However. Looking online I find that immigrating to Bhutan may take a bit of doing. You can't travel independently there, but only as part of a pre-planned, paid-for and guided tour. They don't want tourism to corrupt the country, as it could be argued it has in Nepal and Tibet. So they limit the number of tourists they let in, and they control where they can go. Are they likely to be any more lenient for people who actually want to settle there? I'll just have to find out.

Friday, April 2, 2010

A rule made to be broken?

I recently read a very short, insignificant, moderately entertaining book called Rules for aging: Resist normal impulses, live longer, attain perfection. You can see the author's tongue planted firmly in cheek even in the title. The author, by the way, is Roger Rosenblatt, whose publisher, HarperCollins, refers to him as an "award-winning essayist for Time and PBS."

Rosenblatt's Rule #1 (which is both Garrison Keillor's and Jim Lehrer's favorite of the rules, according to the inside front cover of the book) made me laugh out loud when I first read it. To wit:

"It doesn't matter. Whatever you think matters -- doesn't. Follow this rule and it will add decades to your life. It does not matter if you are late, or early...if you were clever, or if you were stupid; if you are having a bad hair day, or a no hair day...if you don't get that promotion, or prize, or house, or if you do. It doesn't matter."*

And of course, "it" doesn't. Not in the Grand Scheme of Things. Or, as we used to say when and where I was growing up: "What'll it matter a hundred years from now?" And no doubt Rule #1 is really an encour-agement to keep ones perspective, similar to the now-annoying cliche "Don't sweat the small stuff...and it's all small stuff."

But. After I'd read the whole book -- which takes maybe half an hour, and which provids plenty of other chuckles (e.g., "Just because the person who criticizes you is an idiot doesn't make him wrong.") -- and I went back and read Rule #1 again, I didn't laugh so hard. It is, in fact, if you think about it long enough, a depressing rule. A depress-ing idea. If we don't make things matter, or don't at least convince ourselves that things matter, we become in danger of losing our sense of purpose. And people lacking a sense of purpose tend to sit around staring at the walls or the T.V., living on McDonald's takeout and beer. And, come on, what kind of a life is that?
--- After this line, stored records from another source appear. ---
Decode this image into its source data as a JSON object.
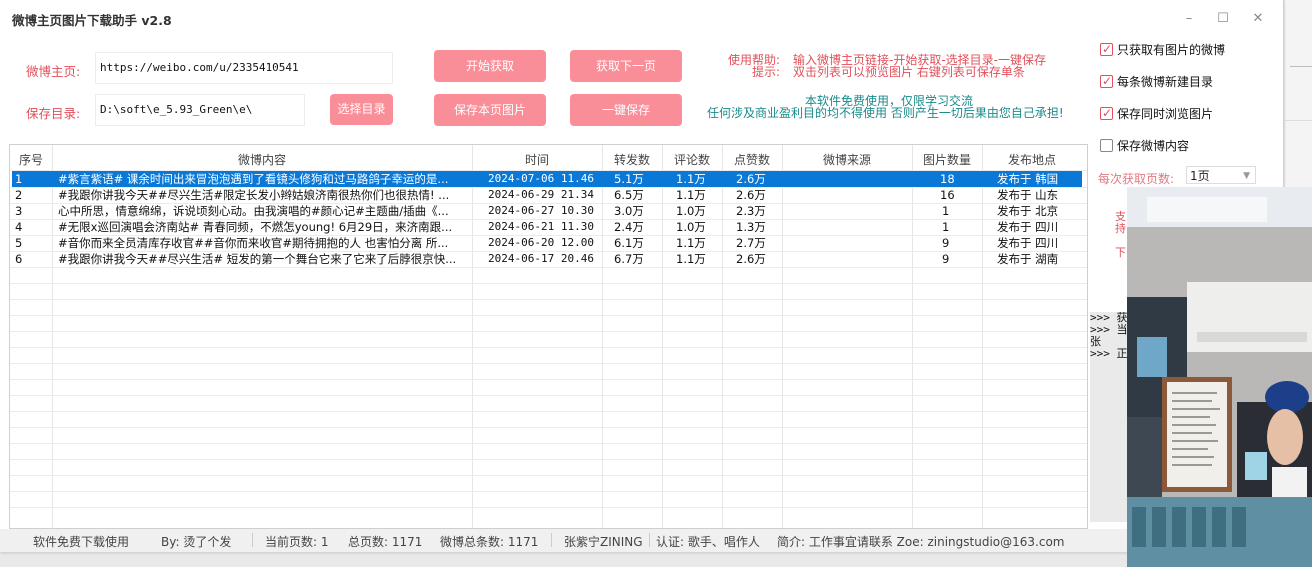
{
  "window": {
    "title": "微博主页图片下载助手 v2.8",
    "min_icon": "minimize-icon",
    "max_icon": "maximize-icon",
    "close_icon": "close-icon"
  },
  "form": {
    "home_label": "微博主页:",
    "home_value": "https://weibo.com/u/2335410541",
    "dir_label": "保存目录:",
    "dir_value": "D:\\soft\\e_5.93_Green\\e\\",
    "choose_dir_btn": "选择目录"
  },
  "buttons": {
    "start": "开始获取",
    "next_page": "获取下一页",
    "save_page": "保存本页图片",
    "save_all": "一键保存"
  },
  "help": {
    "line1_label": "使用帮助:",
    "line1_text": "输入微博主页链接-开始获取-选择目录-一键保存",
    "line2_label": "提示:",
    "line2_text": "双击列表可以预览图片 右键列表可保存单条"
  },
  "notice": {
    "line1": "本软件免费使用，仅限学习交流",
    "line2": "任何涉及商业盈利目的均不得使用 否则产生一切后果由您自己承担!"
  },
  "options": {
    "only_images": {
      "label": "只获取有图片的微博",
      "checked": true
    },
    "new_dir": {
      "label": "每条微博新建目录",
      "checked": true
    },
    "browse_images": {
      "label": "保存同时浏览图片",
      "checked": true
    },
    "save_content": {
      "label": "保存微博内容",
      "checked": false
    },
    "pages_label": "每次获取页数:",
    "pages_value": "1页"
  },
  "table": {
    "headers": [
      "序号",
      "微博内容",
      "时间",
      "转发数",
      "评论数",
      "点赞数",
      "微博来源",
      "图片数量",
      "发布地点"
    ],
    "rows": [
      [
        "1",
        "#紫言紫语# 课余时间出来冒泡泡遇到了看镜头修狗和过马路鸽子幸运的是...",
        "2024-07-06 11.46",
        "5.1万",
        "1.1万",
        "2.6万",
        "",
        "18",
        "发布于 韩国"
      ],
      [
        "2",
        "#我跟你讲我今天##尽兴生活#限定长发小辫姑娘济南很热你们也很热情! ...",
        "2024-06-29 21.34",
        "6.5万",
        "1.1万",
        "2.6万",
        "",
        "16",
        "发布于 山东"
      ],
      [
        "3",
        "心中所思，情意绵绵，诉说顷刻心动。由我演唱的#颜心记#主题曲/插曲《...",
        "2024-06-27 10.30",
        "3.0万",
        "1.0万",
        "2.3万",
        "",
        "1",
        "发布于 北京"
      ],
      [
        "4",
        "#无限x巡回演唱会济南站# 青春同频，不燃怎young! 6月29日，来济南跟...",
        "2024-06-21 11.30",
        "2.4万",
        "1.0万",
        "1.3万",
        "",
        "1",
        "发布于 四川"
      ],
      [
        "5",
        "#音你而来全员清库存收官##音你而来收官#期待拥抱的人 也害怕分离 所...",
        "2024-06-20 12.00",
        "6.1万",
        "1.1万",
        "2.7万",
        "",
        "9",
        "发布于 四川"
      ],
      [
        "6",
        "#我跟你讲我今天##尽兴生活# 短发的第一个舞台它来了它来了后脖很京快...",
        "2024-06-17 20.46",
        "6.7万",
        "1.1万",
        "2.6万",
        "",
        "9",
        "发布于 湖南"
      ]
    ],
    "selected_row": 0
  },
  "log": [
    "获",
    "当",
    "张",
    "正"
  ],
  "side_fragment": [
    "支",
    "持",
    "下"
  ],
  "status": {
    "free": "软件免费下载使用",
    "by": "By: 烫了个发",
    "current_page": "当前页数: 1",
    "total_pages": "总页数: 1171",
    "total_posts": "微博总条数: 1171",
    "user": "张紫宁ZINING",
    "verify": "认证: 歌手、唱作人",
    "intro": "简介: 工作事宜请联系 Zoe: ziningstudio@163.com"
  },
  "colors": {
    "accent_red": "#e0505a",
    "button_pink": "#fa8e98",
    "notice_teal": "#1a8a8a",
    "selection_blue": "#0a78d7"
  }
}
So we make things matter, we make what we do seem important, necessary, at the very least to ourselves. Thus, we are able to make ourselves get out of bed, prepare decent meals, go every day to a job that we don't much like (or even hate), do this that and the other thing. Because it's necessary, it matters.

Of course, in some cases what we do really is important-- many of the things President Obama (or any president) does, or might do, could have drastic repercussions for millions of people. The dastardly suicide bombers could be said to be doing something that matters, in a highly negative sense, to at least the dozens of innocent people they kill, as well as to those people's families.
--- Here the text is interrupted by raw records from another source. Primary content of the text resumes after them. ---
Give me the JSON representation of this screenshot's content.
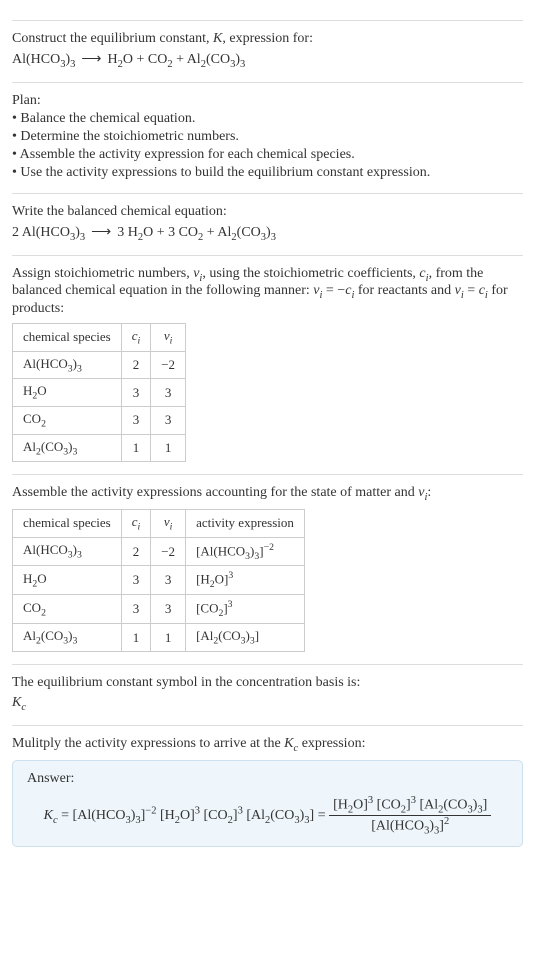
{
  "intro": {
    "line1": "Construct the equilibrium constant, K, expression for:",
    "equation": "Al(HCO3)3  ⟶  H2O + CO2 + Al2(CO3)3"
  },
  "plan": {
    "title": "Plan:",
    "items": [
      "• Balance the chemical equation.",
      "• Determine the stoichiometric numbers.",
      "• Assemble the activity expression for each chemical species.",
      "• Use the activity expressions to build the equilibrium constant expression."
    ]
  },
  "balanced": {
    "label": "Write the balanced chemical equation:",
    "equation": "2 Al(HCO3)3  ⟶  3 H2O + 3 CO2 + Al2(CO3)3"
  },
  "stoich": {
    "text": "Assign stoichiometric numbers, νi, using the stoichiometric coefficients, ci, from the balanced chemical equation in the following manner: νi = −ci for reactants and νi = ci for products:",
    "headers": [
      "chemical species",
      "ci",
      "νi"
    ],
    "rows": [
      [
        "Al(HCO3)3",
        "2",
        "−2"
      ],
      [
        "H2O",
        "3",
        "3"
      ],
      [
        "CO2",
        "3",
        "3"
      ],
      [
        "Al2(CO3)3",
        "1",
        "1"
      ]
    ]
  },
  "activity": {
    "text": "Assemble the activity expressions accounting for the state of matter and νi:",
    "headers": [
      "chemical species",
      "ci",
      "νi",
      "activity expression"
    ],
    "rows": [
      [
        "Al(HCO3)3",
        "2",
        "−2",
        "[Al(HCO3)3]^−2"
      ],
      [
        "H2O",
        "3",
        "3",
        "[H2O]^3"
      ],
      [
        "CO2",
        "3",
        "3",
        "[CO2]^3"
      ],
      [
        "Al2(CO3)3",
        "1",
        "1",
        "[Al2(CO3)3]"
      ]
    ]
  },
  "symbol": {
    "text": "The equilibrium constant symbol in the concentration basis is:",
    "value": "Kc"
  },
  "multiply": {
    "text": "Mulitply the activity expressions to arrive at the Kc expression:"
  },
  "answer": {
    "label": "Answer:",
    "lhs": "Kc = [Al(HCO3)3]^−2 [H2O]^3 [CO2]^3 [Al2(CO3)3] =",
    "num": "[H2O]^3 [CO2]^3 [Al2(CO3)3]",
    "den": "[Al(HCO3)3]^2"
  }
}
But for the rest of us...all us "little people"...let's face it, the ups and downs, the ins and outs, the wins and losses, it just doesn't matter.

But pretending it does can keep you sane.

*Rosenblatt, Roger. Rules for aging: Resist normal impulses, live longer, attain perfection, New York: Harcourt, c2000, p. 1.